Medicine and climate are areas of soft science where numbers can be used to suggest statistical correlations (e.g. CO2 and warming, or AstraZeneca and blood clots), but correlations by themselves are not enough to provide solid scientific proof of cause and effect; it might just be coincidence and we wouldn’t know it. In cases like this the scientist relies on mathematics-based theory to support the empirical evidence, but it is here that we have trouble, as neither medicine nor climate can be easily quantified.
Faced with this we turn to fact-based logic. In the case of Covid, if tests show that a vaccine is 80% effective in preventing infection and has only a 1 in 10,000 chance of causing a serious side-effect, then logic says go for it. If history tells us that periods of global warming have always gone before increases of atmospheric CO2, and there is a logical explanation for this (e.g. heat drives CO2 out of the oceans), then that should be explained before building computer models that assume the reverse.

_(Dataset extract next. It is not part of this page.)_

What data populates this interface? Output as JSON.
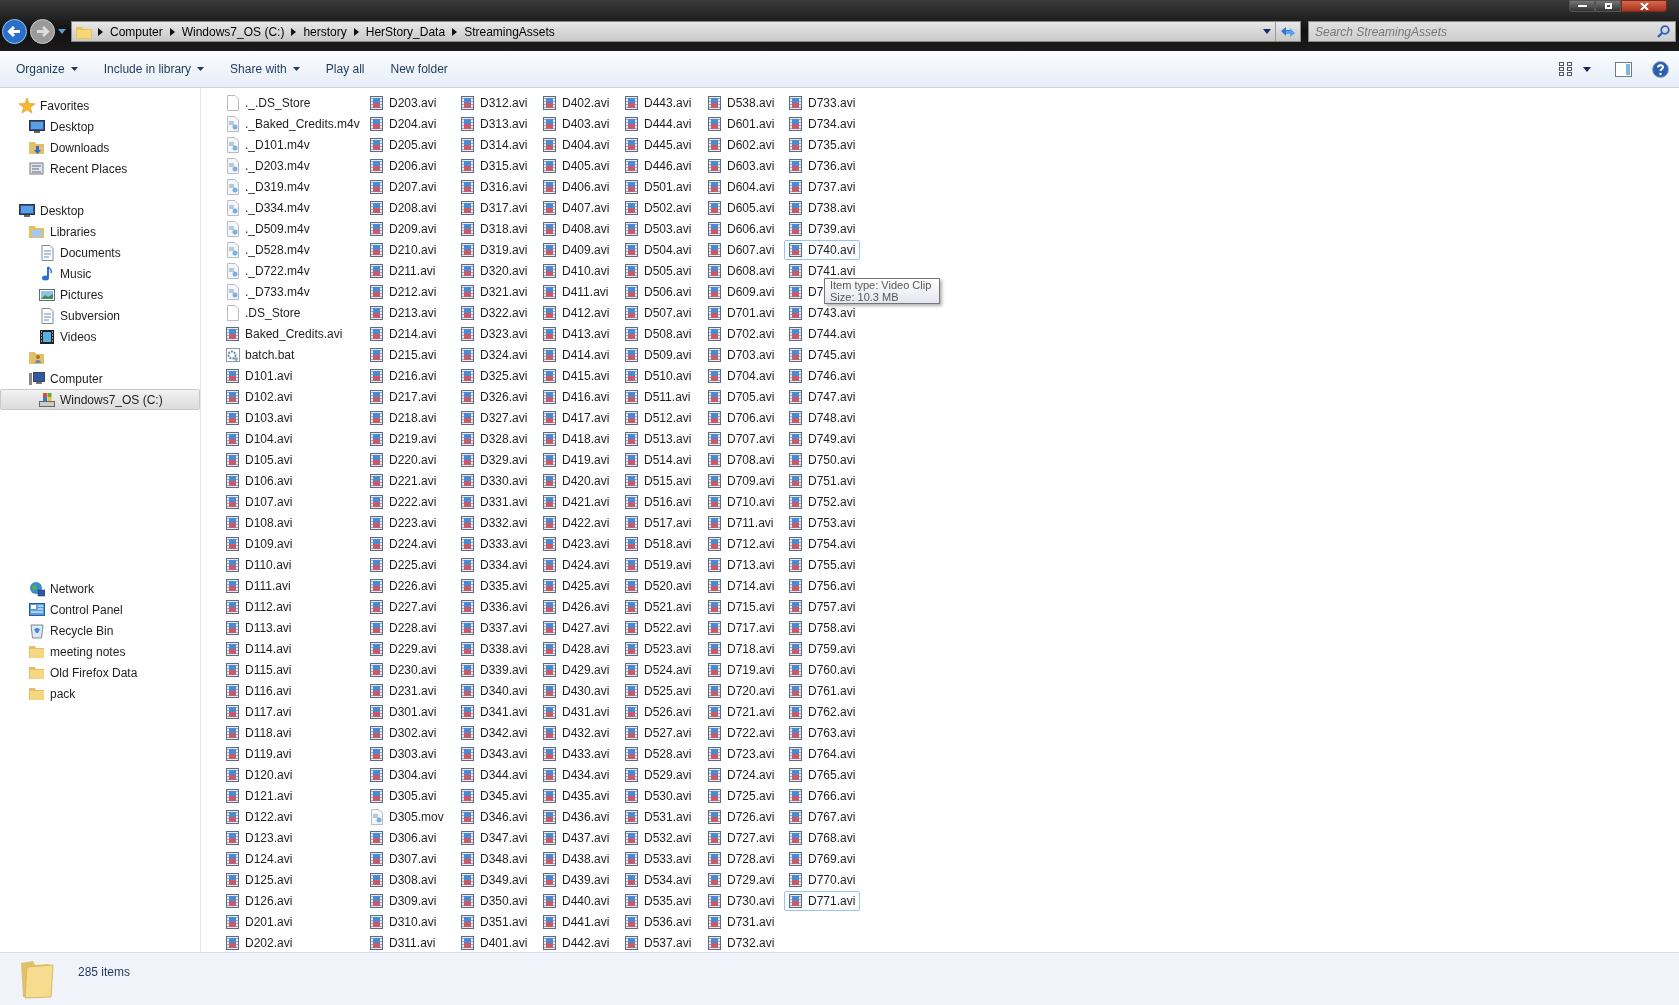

If we want to make forecasts of what the climate might do, we need computer programs using hard logic rather than untested assumptions and, possibly, coincidental associations, or the results will be drastically wrong.
Norman Paterson Ph.D., P.Eng (ret’d), Clarksburg